→ Exercise objective
Report each line of the entries below that includes "arrow".
____________
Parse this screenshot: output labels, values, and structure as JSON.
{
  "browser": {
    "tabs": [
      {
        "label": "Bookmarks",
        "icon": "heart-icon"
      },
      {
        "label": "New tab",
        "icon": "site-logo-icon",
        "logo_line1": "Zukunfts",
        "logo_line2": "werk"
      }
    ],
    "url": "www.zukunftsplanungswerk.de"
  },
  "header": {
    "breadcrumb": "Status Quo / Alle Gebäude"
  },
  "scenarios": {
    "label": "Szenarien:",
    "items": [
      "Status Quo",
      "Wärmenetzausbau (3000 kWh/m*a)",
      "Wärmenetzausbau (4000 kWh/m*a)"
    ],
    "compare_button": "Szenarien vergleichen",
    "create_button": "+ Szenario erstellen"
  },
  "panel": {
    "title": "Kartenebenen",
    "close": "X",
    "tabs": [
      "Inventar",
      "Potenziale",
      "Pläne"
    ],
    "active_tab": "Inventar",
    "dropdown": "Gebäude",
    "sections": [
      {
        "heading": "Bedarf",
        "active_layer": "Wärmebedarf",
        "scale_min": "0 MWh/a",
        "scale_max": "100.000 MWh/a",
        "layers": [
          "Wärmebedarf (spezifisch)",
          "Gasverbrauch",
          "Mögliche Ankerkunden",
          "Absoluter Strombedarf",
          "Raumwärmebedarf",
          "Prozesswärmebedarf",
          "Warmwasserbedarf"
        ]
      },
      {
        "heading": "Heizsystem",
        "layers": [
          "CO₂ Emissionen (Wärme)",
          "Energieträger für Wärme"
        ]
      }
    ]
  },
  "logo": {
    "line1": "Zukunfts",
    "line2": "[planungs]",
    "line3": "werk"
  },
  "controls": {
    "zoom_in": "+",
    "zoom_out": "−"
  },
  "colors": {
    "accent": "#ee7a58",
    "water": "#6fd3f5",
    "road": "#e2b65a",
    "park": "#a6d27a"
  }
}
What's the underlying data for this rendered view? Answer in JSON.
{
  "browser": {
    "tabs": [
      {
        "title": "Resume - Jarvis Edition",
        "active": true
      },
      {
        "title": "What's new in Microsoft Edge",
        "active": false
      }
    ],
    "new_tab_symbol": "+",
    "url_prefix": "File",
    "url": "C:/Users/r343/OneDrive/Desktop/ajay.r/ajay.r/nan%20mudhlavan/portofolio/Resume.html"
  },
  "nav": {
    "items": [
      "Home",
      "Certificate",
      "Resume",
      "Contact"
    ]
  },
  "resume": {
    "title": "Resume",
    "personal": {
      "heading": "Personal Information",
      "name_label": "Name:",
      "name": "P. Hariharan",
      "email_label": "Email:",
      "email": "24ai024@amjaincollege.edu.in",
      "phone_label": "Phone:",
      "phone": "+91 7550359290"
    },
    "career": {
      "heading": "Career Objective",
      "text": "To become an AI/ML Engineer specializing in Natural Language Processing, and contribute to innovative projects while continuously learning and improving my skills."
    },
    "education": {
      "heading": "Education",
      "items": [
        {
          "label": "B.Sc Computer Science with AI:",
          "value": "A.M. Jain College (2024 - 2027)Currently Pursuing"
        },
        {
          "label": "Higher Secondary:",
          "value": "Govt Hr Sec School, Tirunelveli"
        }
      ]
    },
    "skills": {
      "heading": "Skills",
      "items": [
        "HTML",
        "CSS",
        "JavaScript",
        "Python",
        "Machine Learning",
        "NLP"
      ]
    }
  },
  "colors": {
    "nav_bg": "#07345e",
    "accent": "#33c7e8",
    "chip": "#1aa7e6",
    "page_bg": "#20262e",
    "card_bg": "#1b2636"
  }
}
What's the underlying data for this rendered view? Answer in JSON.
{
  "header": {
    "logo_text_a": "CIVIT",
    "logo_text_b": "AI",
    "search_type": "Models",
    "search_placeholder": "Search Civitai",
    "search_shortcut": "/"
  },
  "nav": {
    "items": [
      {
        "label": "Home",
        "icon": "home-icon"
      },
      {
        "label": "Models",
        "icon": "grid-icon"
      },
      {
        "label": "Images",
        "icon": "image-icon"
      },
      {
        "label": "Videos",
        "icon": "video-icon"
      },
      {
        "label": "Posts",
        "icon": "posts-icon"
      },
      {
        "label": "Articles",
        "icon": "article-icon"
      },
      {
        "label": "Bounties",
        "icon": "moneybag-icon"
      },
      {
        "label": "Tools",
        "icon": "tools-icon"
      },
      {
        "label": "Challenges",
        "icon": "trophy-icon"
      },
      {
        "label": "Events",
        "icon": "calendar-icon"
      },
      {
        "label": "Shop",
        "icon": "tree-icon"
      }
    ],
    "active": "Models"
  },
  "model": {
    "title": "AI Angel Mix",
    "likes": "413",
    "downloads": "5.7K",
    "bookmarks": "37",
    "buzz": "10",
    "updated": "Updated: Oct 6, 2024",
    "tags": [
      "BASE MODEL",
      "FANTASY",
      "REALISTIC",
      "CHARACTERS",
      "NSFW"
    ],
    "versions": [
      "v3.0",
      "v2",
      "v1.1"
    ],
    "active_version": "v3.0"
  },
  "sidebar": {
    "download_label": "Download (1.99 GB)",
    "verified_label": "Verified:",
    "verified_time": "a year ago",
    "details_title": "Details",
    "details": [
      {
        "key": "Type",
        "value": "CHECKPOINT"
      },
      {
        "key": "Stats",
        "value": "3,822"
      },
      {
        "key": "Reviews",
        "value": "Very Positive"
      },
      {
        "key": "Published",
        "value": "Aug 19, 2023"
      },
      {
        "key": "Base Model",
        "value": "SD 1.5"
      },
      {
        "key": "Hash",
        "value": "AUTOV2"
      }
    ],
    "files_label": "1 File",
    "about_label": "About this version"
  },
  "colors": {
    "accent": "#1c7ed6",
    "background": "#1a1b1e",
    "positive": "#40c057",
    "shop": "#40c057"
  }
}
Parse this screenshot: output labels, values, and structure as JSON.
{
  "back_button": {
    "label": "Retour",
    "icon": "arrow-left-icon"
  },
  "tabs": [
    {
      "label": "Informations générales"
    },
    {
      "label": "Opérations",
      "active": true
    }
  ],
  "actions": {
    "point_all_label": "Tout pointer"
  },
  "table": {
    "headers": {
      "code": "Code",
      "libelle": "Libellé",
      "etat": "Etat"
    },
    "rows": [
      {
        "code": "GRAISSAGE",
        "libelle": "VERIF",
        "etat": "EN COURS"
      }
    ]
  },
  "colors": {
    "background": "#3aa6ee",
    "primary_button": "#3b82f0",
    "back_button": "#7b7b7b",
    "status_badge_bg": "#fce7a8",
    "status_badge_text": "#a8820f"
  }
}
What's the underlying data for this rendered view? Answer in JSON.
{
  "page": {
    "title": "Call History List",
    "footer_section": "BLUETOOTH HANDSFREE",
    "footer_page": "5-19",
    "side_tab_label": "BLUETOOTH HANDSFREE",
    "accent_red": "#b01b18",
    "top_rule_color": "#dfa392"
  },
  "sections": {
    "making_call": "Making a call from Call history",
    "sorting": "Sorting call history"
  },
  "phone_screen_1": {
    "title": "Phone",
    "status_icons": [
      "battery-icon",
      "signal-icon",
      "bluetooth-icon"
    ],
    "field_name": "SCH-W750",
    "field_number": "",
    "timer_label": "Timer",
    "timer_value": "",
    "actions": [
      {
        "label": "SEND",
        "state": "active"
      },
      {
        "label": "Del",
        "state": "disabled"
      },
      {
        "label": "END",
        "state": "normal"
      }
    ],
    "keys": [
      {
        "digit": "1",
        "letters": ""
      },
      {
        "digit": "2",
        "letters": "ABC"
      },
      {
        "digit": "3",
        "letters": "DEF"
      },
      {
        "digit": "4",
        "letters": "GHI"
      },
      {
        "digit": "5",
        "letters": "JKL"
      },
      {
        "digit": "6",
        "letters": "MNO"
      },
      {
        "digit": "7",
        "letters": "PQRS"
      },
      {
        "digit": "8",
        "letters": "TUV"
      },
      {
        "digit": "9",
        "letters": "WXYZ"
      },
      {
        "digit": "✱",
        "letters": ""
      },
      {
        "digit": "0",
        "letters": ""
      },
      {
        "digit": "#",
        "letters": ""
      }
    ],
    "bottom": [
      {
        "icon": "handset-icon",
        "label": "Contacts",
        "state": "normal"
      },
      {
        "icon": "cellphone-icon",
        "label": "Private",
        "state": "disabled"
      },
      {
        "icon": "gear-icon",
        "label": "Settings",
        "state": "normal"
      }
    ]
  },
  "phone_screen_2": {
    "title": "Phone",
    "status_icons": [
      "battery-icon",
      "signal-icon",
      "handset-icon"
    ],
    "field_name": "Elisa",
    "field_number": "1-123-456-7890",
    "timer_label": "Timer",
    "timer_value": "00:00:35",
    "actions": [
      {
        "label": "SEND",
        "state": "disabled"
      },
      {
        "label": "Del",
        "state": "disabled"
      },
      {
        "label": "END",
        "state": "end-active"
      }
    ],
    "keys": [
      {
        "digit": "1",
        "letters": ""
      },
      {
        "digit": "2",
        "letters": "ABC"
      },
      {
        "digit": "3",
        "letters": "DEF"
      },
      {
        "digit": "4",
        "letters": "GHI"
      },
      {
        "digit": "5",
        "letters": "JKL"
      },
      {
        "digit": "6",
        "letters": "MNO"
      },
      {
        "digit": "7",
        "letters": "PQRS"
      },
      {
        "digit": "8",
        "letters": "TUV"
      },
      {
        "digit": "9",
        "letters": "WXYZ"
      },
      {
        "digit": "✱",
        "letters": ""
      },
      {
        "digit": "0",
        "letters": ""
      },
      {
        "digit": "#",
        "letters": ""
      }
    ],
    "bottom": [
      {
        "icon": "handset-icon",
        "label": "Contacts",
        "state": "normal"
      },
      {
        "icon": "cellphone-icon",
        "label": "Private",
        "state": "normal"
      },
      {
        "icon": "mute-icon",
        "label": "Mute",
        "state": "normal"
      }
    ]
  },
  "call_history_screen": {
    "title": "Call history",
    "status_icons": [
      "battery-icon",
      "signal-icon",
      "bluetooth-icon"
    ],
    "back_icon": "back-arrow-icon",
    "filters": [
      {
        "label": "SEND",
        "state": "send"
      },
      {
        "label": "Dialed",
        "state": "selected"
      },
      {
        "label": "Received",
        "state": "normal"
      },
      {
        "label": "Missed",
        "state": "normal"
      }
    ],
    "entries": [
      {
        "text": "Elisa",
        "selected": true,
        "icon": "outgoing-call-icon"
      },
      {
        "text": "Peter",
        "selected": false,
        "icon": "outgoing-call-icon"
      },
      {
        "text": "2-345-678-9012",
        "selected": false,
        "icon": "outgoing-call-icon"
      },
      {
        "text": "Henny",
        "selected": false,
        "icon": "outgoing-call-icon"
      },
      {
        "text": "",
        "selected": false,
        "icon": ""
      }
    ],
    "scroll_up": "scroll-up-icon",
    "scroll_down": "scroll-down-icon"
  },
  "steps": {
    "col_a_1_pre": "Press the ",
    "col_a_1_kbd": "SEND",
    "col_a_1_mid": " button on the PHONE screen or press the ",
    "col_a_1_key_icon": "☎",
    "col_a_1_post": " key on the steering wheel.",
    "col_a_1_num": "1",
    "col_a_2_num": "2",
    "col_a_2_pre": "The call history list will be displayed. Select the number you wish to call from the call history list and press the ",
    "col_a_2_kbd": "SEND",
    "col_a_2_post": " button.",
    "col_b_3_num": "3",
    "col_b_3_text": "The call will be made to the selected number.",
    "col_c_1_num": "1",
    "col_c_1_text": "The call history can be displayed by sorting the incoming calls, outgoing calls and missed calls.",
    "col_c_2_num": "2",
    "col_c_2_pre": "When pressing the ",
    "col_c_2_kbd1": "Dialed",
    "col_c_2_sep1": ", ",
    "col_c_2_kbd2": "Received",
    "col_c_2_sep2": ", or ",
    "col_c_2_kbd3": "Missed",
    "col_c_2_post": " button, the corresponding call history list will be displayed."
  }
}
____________
→ Solution
    "icon": "arrow-left-icon"
    "back_icon": "back-arrow-icon",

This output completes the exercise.